“We all know that sequestration was never intended to be implemented—so we should be focused on replacing it, not trying to make an unworkable policy just a bit less bad.

“The difference between $1.058 trillion and $967 billion may seem abstract—but we are going to continue to see the very real impact the spending cuts of sequestration are having on our veterans, our students, our seniors and our families. 

“Not just today, not just tomorrow—but for years and years to come. 

“Already House Republicans are recognizing the impact this approach has on our ability to maintain important national investments.

“Their own budget places severe restrictions on spending levels for critical programs like our national defense, education, and health care spending – and so they are taking funding from some parts of the budget to pay for others.

“‘Robbing Peter to pay Paul’ isn’t the right way to set our priorities as a nation

“It’s a gimmick. 

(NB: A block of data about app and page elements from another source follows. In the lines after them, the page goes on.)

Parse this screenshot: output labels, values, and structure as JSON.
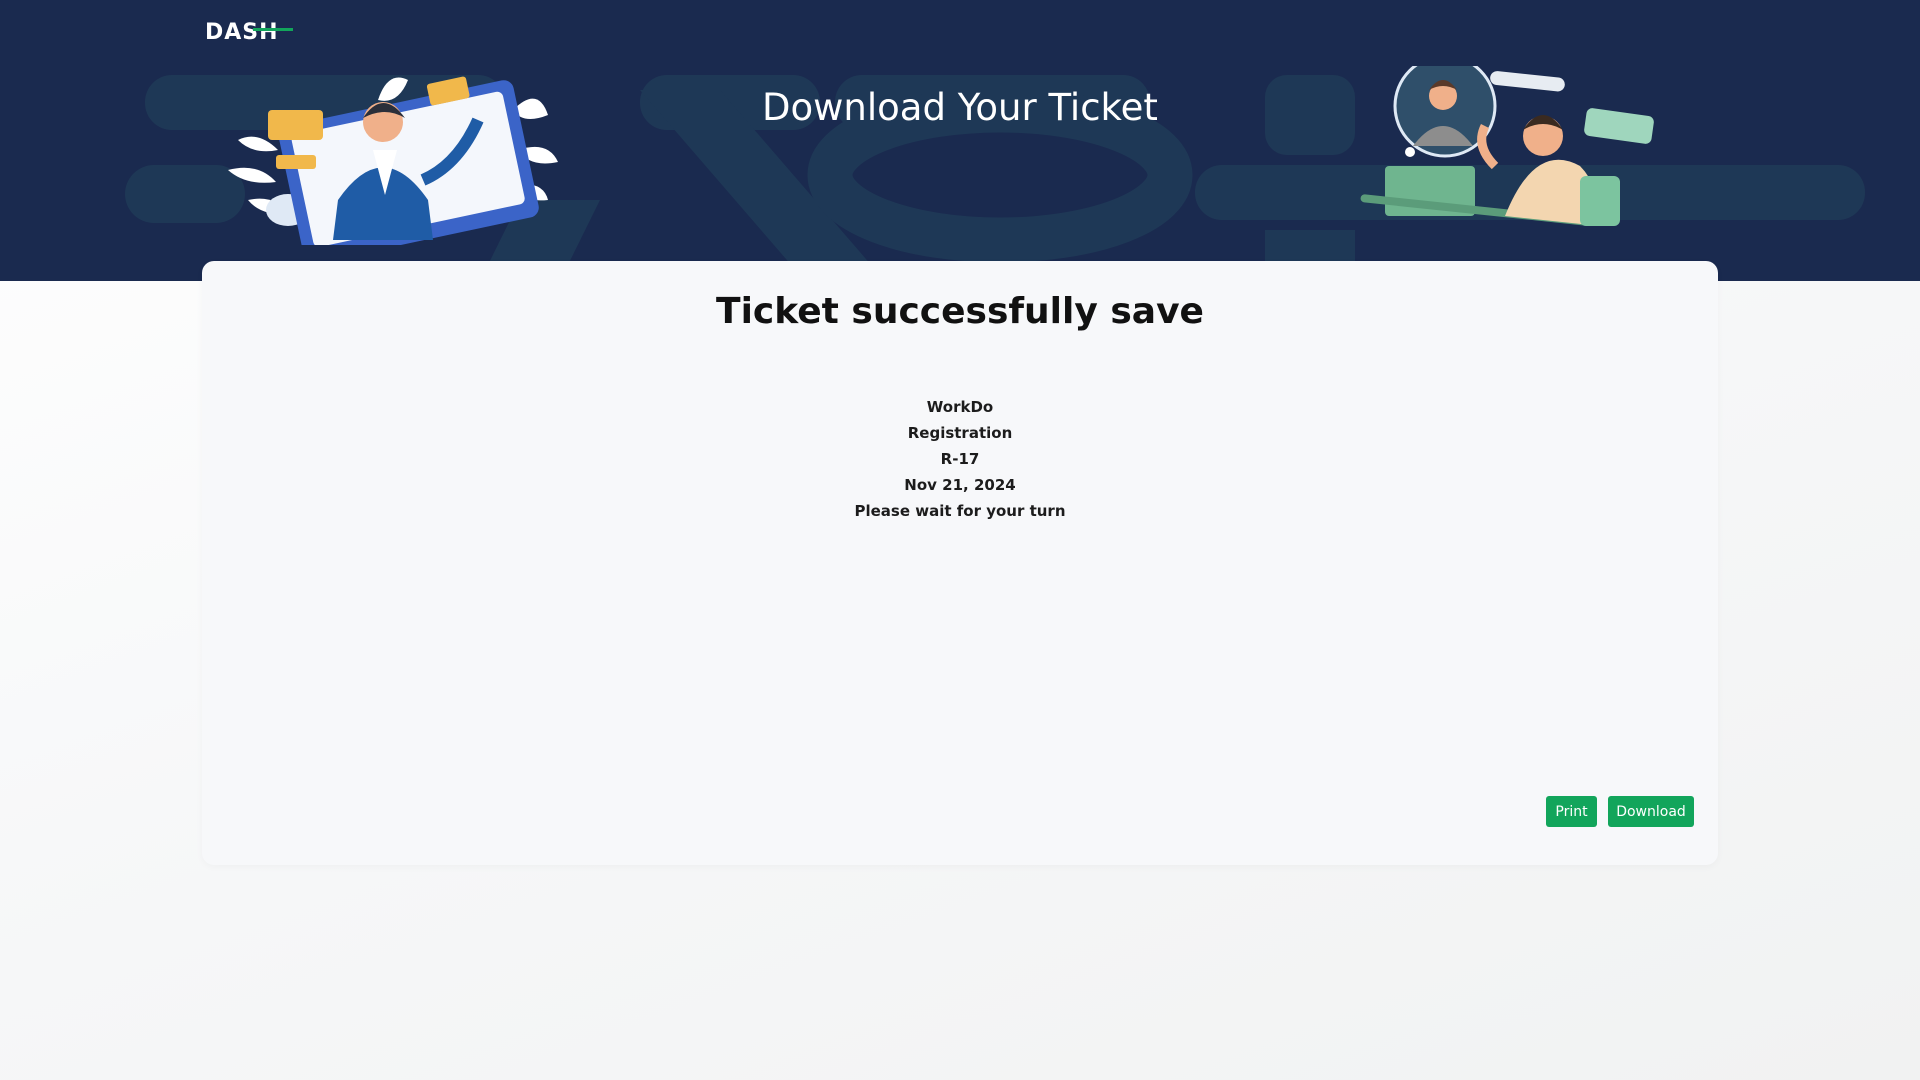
{
  "app": {
    "logo_text": "DASH"
  },
  "banner": {
    "title": "Download Your Ticket"
  },
  "ticket": {
    "heading": "Ticket successfully save",
    "lines": [
      "WorkDo",
      "Registration",
      "R-17",
      "Nov 21, 2024",
      "Please wait for your turn"
    ]
  },
  "actions": {
    "print_label": "Print",
    "download_label": "Download"
  },
  "colors": {
    "banner": "#1a2a4f",
    "accent": "#12a55b",
    "card": "#f7f8fa"
  },
  "icons": [
    "dash-logo-icon",
    "support-agent-illustration-icon",
    "customer-support-illustration-icon"
  ]
}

“And, as we will see over the next few weeks—the House Appropriations Committee is going to be highlighting the fact that even they know their budget’s levels—which are worse than sequestration—are not practical and not sustainable.

“My colleague, the Republican chair of the House Appropriations Committee, even said ‘this is clearly an austere budget year.’ 

“He didn’t mean that in a good way. 

“As we continue the appropriations process, I hope we can all keep in mind a clear vision for what will create economic success and broad-based prosperity in the short term and over the long term. 

“So I am glad that we are having this timely discussion today.

“We owe it to the American people to come together around a responsible vision for building a foundation for growth and restoring the promise of American opportunity.

“I look forward to hearing more from our witnesses about this important subject in just a few minutes. 

“But first, I will turn it over to our ranking member, Senator Sessions, for his opening statement.”

Archived Webcast

Witness Statement